I’m en route, for the first time in nearly a year, on the long subway ride between boroughs. Early in the morning when everyone is exceptionally grumpy and dazed, fading in and out, folded over sleeping or barely hanging on to a pole, with eyes shut tight and white wires hanging from each ear, I’m hanging onto wakefulness to take advantage of this long stretch of time to read. I’ve forgotten how long this ride is – two hours from the land of Bronck to the bay of sheep’s heads in King’s County – how even an express train can take a little over an hour to get to Union Square, how it compresses to a halt and manically accelerates between express stops – how it slows down at 149th-Grand Concourse to wait for another train and then leaves it behind, as if taunting it – how people shuffle around a crowded subway car giving just enough room for others to edge out before rushing into the vacuum left behind.

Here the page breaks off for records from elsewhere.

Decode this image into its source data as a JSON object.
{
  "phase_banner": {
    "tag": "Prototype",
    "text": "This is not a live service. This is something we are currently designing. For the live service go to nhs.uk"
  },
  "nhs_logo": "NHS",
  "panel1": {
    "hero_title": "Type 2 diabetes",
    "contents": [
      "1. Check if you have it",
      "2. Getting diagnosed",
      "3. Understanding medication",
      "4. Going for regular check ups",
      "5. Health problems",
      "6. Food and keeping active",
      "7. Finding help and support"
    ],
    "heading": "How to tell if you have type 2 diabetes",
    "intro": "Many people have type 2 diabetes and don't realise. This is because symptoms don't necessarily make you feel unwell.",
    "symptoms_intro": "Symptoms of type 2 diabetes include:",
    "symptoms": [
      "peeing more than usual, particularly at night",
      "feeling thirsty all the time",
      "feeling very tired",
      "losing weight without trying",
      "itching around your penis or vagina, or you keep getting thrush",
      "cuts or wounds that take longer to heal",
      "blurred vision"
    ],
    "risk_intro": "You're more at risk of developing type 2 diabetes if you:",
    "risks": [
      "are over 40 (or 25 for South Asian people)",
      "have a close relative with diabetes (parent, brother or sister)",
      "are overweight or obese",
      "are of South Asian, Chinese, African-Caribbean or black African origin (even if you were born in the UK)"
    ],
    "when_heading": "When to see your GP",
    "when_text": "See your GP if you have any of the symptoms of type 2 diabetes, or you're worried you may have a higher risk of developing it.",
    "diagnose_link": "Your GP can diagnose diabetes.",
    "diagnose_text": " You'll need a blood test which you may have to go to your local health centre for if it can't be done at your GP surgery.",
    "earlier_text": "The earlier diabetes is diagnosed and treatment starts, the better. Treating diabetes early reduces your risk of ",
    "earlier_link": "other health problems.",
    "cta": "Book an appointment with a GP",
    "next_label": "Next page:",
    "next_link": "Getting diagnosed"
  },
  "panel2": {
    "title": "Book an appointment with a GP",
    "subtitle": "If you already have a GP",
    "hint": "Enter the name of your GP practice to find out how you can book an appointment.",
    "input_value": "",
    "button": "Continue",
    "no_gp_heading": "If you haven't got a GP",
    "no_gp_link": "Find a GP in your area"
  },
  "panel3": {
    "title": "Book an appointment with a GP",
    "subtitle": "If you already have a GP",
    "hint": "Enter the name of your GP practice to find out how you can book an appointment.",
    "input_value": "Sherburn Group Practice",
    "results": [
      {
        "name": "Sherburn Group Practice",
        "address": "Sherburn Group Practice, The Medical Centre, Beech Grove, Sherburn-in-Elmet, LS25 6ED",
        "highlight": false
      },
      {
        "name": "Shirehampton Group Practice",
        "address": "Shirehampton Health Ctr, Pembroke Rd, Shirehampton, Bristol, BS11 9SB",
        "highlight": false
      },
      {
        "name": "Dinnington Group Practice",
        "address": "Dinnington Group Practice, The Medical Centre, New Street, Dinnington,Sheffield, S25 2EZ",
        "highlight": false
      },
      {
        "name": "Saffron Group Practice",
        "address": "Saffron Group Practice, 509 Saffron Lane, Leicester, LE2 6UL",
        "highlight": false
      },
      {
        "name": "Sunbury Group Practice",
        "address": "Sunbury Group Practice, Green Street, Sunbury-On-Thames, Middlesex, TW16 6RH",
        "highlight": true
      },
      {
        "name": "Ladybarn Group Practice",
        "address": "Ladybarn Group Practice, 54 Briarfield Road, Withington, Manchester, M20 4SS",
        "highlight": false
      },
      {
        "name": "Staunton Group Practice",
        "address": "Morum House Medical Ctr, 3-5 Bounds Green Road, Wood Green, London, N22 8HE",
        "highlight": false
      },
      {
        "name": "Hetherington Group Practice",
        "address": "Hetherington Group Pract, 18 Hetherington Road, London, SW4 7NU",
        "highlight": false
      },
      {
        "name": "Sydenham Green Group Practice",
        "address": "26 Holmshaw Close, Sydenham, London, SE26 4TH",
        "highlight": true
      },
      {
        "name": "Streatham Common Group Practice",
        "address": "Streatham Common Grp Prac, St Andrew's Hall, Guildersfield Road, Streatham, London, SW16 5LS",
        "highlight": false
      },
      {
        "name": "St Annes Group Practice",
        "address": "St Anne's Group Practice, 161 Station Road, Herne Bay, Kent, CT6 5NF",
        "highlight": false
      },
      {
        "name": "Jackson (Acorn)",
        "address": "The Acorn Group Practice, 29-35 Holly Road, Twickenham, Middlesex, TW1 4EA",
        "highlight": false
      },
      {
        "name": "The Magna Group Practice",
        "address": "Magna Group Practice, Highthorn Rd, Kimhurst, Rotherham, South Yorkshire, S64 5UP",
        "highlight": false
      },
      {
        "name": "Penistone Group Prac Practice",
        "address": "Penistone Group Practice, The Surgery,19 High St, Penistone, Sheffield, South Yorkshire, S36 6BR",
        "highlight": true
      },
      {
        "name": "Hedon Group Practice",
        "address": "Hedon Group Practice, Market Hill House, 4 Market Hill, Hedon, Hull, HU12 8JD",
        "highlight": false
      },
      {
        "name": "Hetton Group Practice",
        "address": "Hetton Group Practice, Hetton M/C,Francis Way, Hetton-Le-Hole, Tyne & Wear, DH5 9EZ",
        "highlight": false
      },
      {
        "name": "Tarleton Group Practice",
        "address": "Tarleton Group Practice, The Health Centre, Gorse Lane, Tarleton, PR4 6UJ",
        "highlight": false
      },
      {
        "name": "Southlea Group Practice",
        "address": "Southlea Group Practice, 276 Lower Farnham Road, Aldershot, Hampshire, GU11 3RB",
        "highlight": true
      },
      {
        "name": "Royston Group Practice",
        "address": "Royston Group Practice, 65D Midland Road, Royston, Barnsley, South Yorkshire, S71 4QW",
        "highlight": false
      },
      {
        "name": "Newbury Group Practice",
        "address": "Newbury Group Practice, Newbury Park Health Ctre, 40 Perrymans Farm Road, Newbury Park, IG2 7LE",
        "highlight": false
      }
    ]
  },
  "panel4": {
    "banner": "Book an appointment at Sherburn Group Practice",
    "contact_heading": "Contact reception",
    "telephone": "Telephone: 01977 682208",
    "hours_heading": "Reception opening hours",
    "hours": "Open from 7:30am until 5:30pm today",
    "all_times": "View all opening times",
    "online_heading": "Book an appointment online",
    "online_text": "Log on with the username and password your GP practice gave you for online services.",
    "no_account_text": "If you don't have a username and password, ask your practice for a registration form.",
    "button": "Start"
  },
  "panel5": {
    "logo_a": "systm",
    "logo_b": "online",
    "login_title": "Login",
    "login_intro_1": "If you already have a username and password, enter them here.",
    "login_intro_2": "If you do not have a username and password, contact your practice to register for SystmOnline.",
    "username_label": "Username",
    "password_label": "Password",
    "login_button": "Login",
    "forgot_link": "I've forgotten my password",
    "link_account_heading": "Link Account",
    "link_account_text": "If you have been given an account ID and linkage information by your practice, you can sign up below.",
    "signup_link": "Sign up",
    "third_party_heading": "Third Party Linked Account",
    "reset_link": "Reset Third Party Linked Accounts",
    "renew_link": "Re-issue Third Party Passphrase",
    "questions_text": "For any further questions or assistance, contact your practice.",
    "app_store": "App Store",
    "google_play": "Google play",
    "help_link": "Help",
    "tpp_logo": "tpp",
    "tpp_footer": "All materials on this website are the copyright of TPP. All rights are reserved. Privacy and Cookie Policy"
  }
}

I’m convinced that riding the subway puts you in a very primal survival mode, especially during rush hour – like you’re trapped in some kind of metal-tube jungle and everyone is out to get you. Your prey is the vacant seat and your competition is every other passenger.
The evacuation from the train is a haptic dance between stationary passengers, sleepers whose legs take over the aisle and those with wandering eyes looking to snatch the next recently departed seat. Your comrades en route are just as eager and ready to bee-line for the exit. It’s just a matter of time before the doors slide open and an onslaught of ornery passengers pour out looking for their next transfer, or if they’re lucky, fresh air; while another set – grumpy and anxious – are waiting on the platform ready to conduct a full on assault on the open doors.
I felt fairly out of practice – people were whipping by me before I could orient myself among the dozens of signs telling me to go in every possible direction. One of the most precious parts about this commute is the nearly empty Q train that arrives at Union Square, newly vacated at Times Square a stop before. I’m finally riding against rush-hour traffic, because who leaves the Lower East Side to get to the butt-end of Brooklyn at eight in the the morning? But what’s better is the slow trolley-like ride over the Manhattan Bridge, especially in the early morning winters when the sky is still splashed orange-red with the sunrise and everything between the river and the glass walls lining the FDR is glittering.